# Task details:
The answer must be an exact copy of the records, with no pictures in it.

···

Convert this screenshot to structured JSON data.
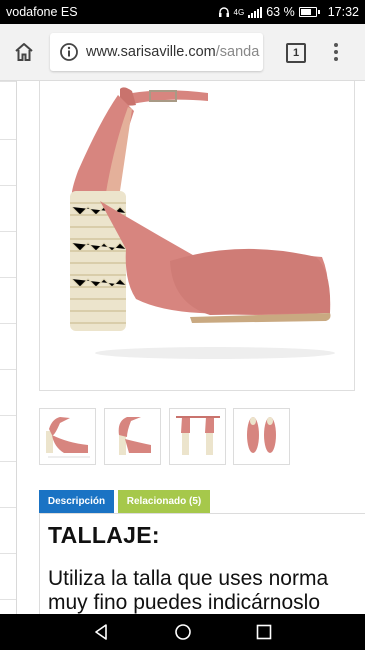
{
  "status_bar": {
    "carrier": "vodafone ES",
    "network": "4G",
    "battery": "63 %",
    "battery_level": 0.63,
    "time": "17:32"
  },
  "browser": {
    "url_host": "www.sarisaville.com",
    "url_rest": "/sanda",
    "tab_count": "1",
    "icons": [
      "home-icon",
      "info-icon",
      "tab-switcher-icon",
      "overflow-menu-icon"
    ]
  },
  "product": {
    "main_image": "pink-suede-sandal-block-heel",
    "thumbnails": [
      "sandal-side-view",
      "sandal-back-view",
      "sandal-rear-pair-view",
      "sandal-top-pair-view"
    ]
  },
  "tabs": [
    {
      "label": "Descripción",
      "active": true
    },
    {
      "label": "Relacionado (5)",
      "active": false
    }
  ],
  "description": {
    "heading": "TALLAJE:",
    "lines": [
      "Utiliza la talla que uses norma",
      "muy fino puedes indicárnoslo"
    ]
  },
  "colors": {
    "tab_active": "#1a73c4",
    "tab_related": "#a6c84b",
    "shoe_pink": "#d7857f"
  },
  "nav_bar": {
    "icons": [
      "back-icon",
      "home-circle-icon",
      "recents-icon"
    ]
  }
}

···

# Output of the exercise:
Convert this screenshot to structured JSON data.
{
  "status_bar": {
    "carrier": "vodafone ES",
    "network": "4G",
    "battery": "63 %",
    "battery_level": 0.63,
    "time": "17:32"
  },
  "browser": {
    "url_host": "www.sarisaville.com",
    "url_rest": "/sanda",
    "tab_count": "1",
    "icons": [
      "home-icon",
      "info-icon",
      "tab-switcher-icon",
      "overflow-menu-icon"
    ]
  },
  "product": {
    "main_image": "pink-suede-sandal-block-heel",
    "thumbnails": [
      "sandal-side-view",
      "sandal-back-view",
      "sandal-rear-pair-view",
      "sandal-top-pair-view"
    ]
  },
  "tabs": [
    {
      "label": "Descripción",
      "active": true
    },
    {
      "label": "Relacionado (5)",
      "active": false
    }
  ],
  "description": {
    "heading": "TALLAJE:",
    "lines": [
      "Utiliza la talla que uses norma",
      "muy fino puedes indicárnoslo"
    ]
  },
  "colors": {
    "tab_active": "#1a73c4",
    "tab_related": "#a6c84b",
    "shoe_pink": "#d7857f"
  },
  "nav_bar": {
    "icons": [
      "back-icon",
      "home-circle-icon",
      "recents-icon"
    ]
  }
}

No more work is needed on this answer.